Preparation of food is yet another challenge. “Space is a constraint inside the 300 ft long and 30 feet wide three story submarine, but still we have a galley spanning 4X6 sq mts equipped with minimum devices to cook decent food for the crew. Cooking begins everyday at about 3:45 am; there are two cooks on board. Though it is hot in other decks, it is hotter inside the kitchen with temperatures going up to 38 degrees. Other than packed food, we do prepare chapathis, rotis, pizzas, bread, rice, dal and other cuisines. Sailors usually take turns to eat because of the limited space at the dining hall,” explained a cook attached with a submarine.
REGULAR WORK DAY (DAY?)
A submariner goes to work the minute he steps inside one. Every day is a week day, till he reaches port after three months. A normal work day inside a submarine is not the same as the 24-hour regime that we adhere to on land. “For the functioning convenience, the crew is divided into three groups. Our days are made of 18 hours. Each of the three groups will work for six hours at their designated locations and spend the remaining 12 hours keeping a watch. On few occasions we hardly sleep. Otherwise we do sleep for four to six hours,” reveals a submariner.

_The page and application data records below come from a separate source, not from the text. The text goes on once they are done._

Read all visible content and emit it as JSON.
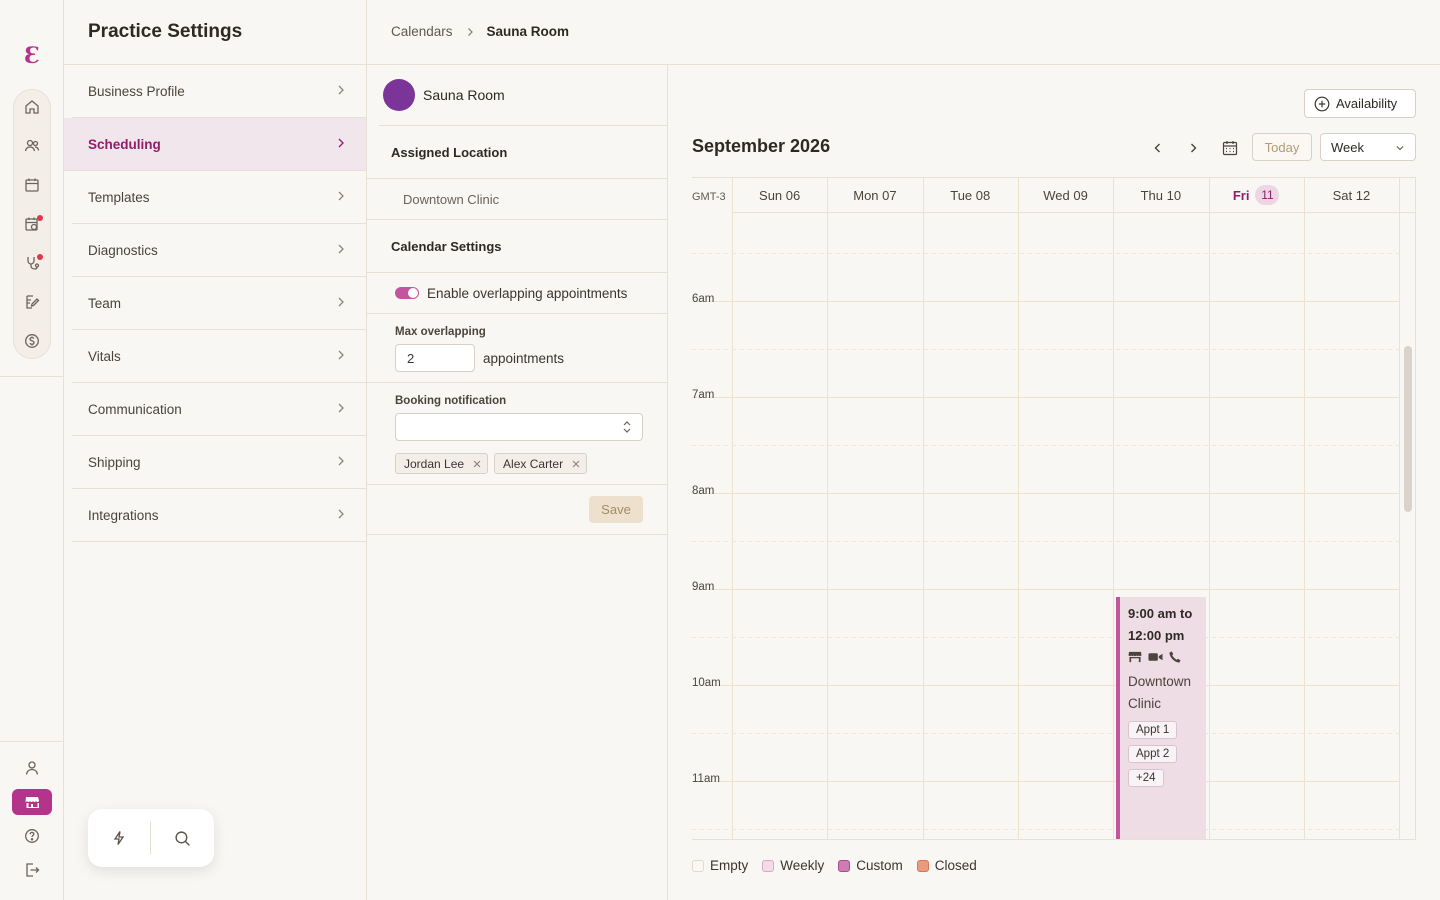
{
  "app": {
    "logo_glyph": "Ɛ"
  },
  "settings": {
    "title": "Practice Settings",
    "menu": [
      {
        "label": "Business Profile",
        "active": false
      },
      {
        "label": "Scheduling",
        "active": true
      },
      {
        "label": "Templates",
        "active": false
      },
      {
        "label": "Diagnostics",
        "active": false
      },
      {
        "label": "Team",
        "active": false
      },
      {
        "label": "Vitals",
        "active": false
      },
      {
        "label": "Communication",
        "active": false
      },
      {
        "label": "Shipping",
        "active": false
      },
      {
        "label": "Integrations",
        "active": false
      }
    ]
  },
  "breadcrumb": {
    "parent": "Calendars",
    "current": "Sauna Room"
  },
  "calendar_panel": {
    "name": "Sauna Room",
    "color": "#7b3498",
    "assigned_location_title": "Assigned Location",
    "location": "Downtown Clinic",
    "settings_title": "Calendar Settings",
    "overlap_toggle_label": "Enable overlapping appointments",
    "overlap_enabled": true,
    "max_overlapping_label": "Max overlapping",
    "max_overlapping_value": "2",
    "max_overlapping_suffix": "appointments",
    "booking_notification_label": "Booking notification",
    "booking_notification_value": "",
    "recipients": [
      "Jordan Lee",
      "Alex Carter"
    ],
    "save_label": "Save"
  },
  "calendar": {
    "availability_label": "Availability",
    "month_title": "September 2026",
    "today_label": "Today",
    "view_label": "Week",
    "timezone": "GMT-3",
    "days": [
      {
        "name": "Sun",
        "date": "06",
        "today": false
      },
      {
        "name": "Mon",
        "date": "07",
        "today": false
      },
      {
        "name": "Tue",
        "date": "08",
        "today": false
      },
      {
        "name": "Wed",
        "date": "09",
        "today": false
      },
      {
        "name": "Thu",
        "date": "10",
        "today": false
      },
      {
        "name": "Fri",
        "date": "11",
        "today": true
      },
      {
        "name": "Sat",
        "date": "12",
        "today": false
      }
    ],
    "hours": [
      "6am",
      "7am",
      "8am",
      "9am",
      "10am",
      "11am"
    ],
    "event": {
      "day": "Thu 10",
      "time": "9:00 am to 12:00 pm",
      "icons": [
        "store-icon",
        "video-icon",
        "phone-icon"
      ],
      "location": "Downtown Clinic",
      "appointments": [
        "Appt 1",
        "Appt 2",
        "+24"
      ],
      "color": "#c2559d"
    },
    "legend": [
      {
        "label": "Empty",
        "fill": "#fbf8f3",
        "border": "#e2d9c9"
      },
      {
        "label": "Weekly",
        "fill": "#f3dbe8",
        "border": "#d9a9c3"
      },
      {
        "label": "Custom",
        "fill": "#d07cb4",
        "border": "#a84c8b"
      },
      {
        "label": "Closed",
        "fill": "#ec9a7c",
        "border": "#d3775a"
      }
    ]
  }
}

Submariners may have different last names, but inside the submarine they are a family. They might live in silence for months together and speak only when necessary, but they are bonded by the invisible chord of trust. “Everybody is family in here. There is a strong bond that ties us all. There is no privacy or secrets here. We talk to everybody otherwise isolation will eat into our lives,” explains an officer newly commissioned into the submarine wing.
THE CHOSEN ONES

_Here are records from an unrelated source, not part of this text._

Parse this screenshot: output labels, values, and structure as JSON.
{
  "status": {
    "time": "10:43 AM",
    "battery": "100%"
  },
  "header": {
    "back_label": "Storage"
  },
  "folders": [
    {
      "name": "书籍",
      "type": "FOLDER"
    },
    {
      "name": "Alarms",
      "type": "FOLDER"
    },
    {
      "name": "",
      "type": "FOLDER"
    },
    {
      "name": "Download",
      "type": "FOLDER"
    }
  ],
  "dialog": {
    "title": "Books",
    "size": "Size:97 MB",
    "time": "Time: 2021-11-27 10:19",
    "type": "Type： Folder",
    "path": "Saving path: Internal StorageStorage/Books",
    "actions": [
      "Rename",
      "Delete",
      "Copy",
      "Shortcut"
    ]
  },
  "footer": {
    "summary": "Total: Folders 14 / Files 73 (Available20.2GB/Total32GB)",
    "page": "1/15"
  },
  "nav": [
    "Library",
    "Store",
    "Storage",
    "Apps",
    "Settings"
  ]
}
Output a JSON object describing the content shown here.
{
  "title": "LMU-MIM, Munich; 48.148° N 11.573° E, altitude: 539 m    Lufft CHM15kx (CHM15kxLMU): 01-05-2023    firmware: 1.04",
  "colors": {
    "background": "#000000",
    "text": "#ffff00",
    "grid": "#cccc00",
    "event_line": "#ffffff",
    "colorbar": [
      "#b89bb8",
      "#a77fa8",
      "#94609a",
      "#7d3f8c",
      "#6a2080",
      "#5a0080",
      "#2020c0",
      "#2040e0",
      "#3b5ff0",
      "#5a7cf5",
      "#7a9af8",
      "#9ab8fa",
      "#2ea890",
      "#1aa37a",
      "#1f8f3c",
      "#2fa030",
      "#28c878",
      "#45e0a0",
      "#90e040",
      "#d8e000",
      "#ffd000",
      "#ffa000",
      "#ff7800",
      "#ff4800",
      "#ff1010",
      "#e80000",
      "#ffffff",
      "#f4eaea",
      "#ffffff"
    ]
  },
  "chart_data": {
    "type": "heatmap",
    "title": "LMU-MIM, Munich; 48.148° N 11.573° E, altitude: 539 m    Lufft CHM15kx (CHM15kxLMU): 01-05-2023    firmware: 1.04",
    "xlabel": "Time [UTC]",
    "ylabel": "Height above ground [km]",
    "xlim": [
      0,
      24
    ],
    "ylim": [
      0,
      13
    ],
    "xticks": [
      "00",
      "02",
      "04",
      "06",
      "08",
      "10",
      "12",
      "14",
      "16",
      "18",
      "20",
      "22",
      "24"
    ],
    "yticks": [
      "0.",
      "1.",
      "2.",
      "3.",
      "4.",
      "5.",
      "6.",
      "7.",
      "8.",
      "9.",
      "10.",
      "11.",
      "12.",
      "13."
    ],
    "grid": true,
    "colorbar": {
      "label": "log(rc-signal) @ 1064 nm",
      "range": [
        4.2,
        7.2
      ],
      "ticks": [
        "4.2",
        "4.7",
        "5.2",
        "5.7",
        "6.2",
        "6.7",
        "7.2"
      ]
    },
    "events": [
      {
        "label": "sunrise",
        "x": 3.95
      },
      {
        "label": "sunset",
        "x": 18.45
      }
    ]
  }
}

It is not that anybody can work in a submarine. It requires a systematic mental and physical conditioning, which helps your body cope with the hardships of submarine life. “You are an astronaut of the deep and with the kind of technology we have on board our submarines, experience is akin to that of any space shuttle. Being part of the submarine fleet will test your limits and endurance,” explained a senior officer of the submarine wing of Indian Navy’s Western Naval Command at Mumbai. According to them the submarine service is a voluntary service for any sailor or officer of the Indian Navy.The only opportunity for the submariners to get a breath of fresh air is when the submarine goes for snorting at periscope depth. “Sometimes to recce the surface water, the submarine comes up to surface level and launches its periscope above the water surface. Through the periscope you will get a 360 degree view of the sea surface and the sky. At the same time, fresh air is also sucked into the submarine through a snorkel,” explained a technical officer.Losing count of their body clock within a few days of joining the service; long periods in closed quarters with no fresh air or sunlight; being away from family and friends; following a work-life routine very different from the regular; loss of appetite…all these are said to make submariners dull, reticent and constipated men. Yet, submariners are an exception; they are sharp as a whip and their reflexes are close to being super-human. These men with a dolphin badge are one of the striking forces of our naval strength with razor sharp senses, ears and eyes. They function and strike at the enemy target at a pace, which is faster than that of a second needle of the clock. Sitting inside a menacing contraption, deep under the sea, fully aware of the dangers lurking in the waters, submariners are the bravest men of our country, safeguarding our nation from seaborne threat.